As the lone woman on Wayne's ship, Turner plays a mysterious woman from Wayne's past, Elsa Keller. Turner may have brought some star power to the role, but one could imagine that Gail Russell or Susan Hayward would have done just as well. Turner fits in with the casting short hand of bottled blond Germans. It may have been part of her contract, but Turner first appears wearing a fur coat. Later she is seen wearing some form fitting sweaters, a reminder of what made her a star in the first place. While the ship's crew gets grubbier as the film progresses, Turner remains her glamorous self no matter how primitive the conditions around her.

The Sea Chase was the second of two films John Wayne did with director John Farrow.
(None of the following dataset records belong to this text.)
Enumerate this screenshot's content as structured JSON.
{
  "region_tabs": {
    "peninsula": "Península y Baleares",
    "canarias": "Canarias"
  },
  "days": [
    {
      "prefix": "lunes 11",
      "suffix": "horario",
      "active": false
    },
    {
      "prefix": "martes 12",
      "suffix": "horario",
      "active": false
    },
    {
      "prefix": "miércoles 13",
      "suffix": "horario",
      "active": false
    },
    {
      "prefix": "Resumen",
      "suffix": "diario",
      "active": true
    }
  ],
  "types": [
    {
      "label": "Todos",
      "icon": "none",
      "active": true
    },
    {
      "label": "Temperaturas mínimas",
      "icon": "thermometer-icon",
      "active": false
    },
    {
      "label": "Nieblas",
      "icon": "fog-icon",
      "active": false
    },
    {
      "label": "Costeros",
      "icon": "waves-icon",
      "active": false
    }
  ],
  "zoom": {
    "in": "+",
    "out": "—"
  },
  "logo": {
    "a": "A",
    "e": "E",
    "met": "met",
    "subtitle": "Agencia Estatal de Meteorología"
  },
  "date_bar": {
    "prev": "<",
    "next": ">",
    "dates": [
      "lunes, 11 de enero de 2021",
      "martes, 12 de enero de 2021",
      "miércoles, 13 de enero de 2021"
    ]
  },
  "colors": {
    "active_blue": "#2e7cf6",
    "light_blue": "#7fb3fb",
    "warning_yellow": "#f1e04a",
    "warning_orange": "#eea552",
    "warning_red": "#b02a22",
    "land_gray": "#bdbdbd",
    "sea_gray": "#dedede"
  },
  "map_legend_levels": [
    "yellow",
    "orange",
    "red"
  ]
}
It may reflect his failing health, but Farrow's last films lack the snap of films he had made just a few years previously. While not as petrified as John Paul Jones, The Sea Chase often feels stodgy compared to the compact Hondo. What The Sea Chase needed most was the sarcastic humor that informs such adventures as His Kind of Woman and the Wayne produced Plunder of the Sun. One of the few moments that is similar to those films is when a German government official, asking Wayne to cover-up the murder, states: "I wouldn't think of asking you to lie... you haven't had the proper diplomatic training."

Posted by Peter Nellhaus at June 29, 2006 12:49 AM


Peter, I appreciate your contribution to the Lanathon of this relatively obscure film that represents the state of her career at the time. An intriguing approach.

Posted by: Maya at June 29, 2006 12:53 PM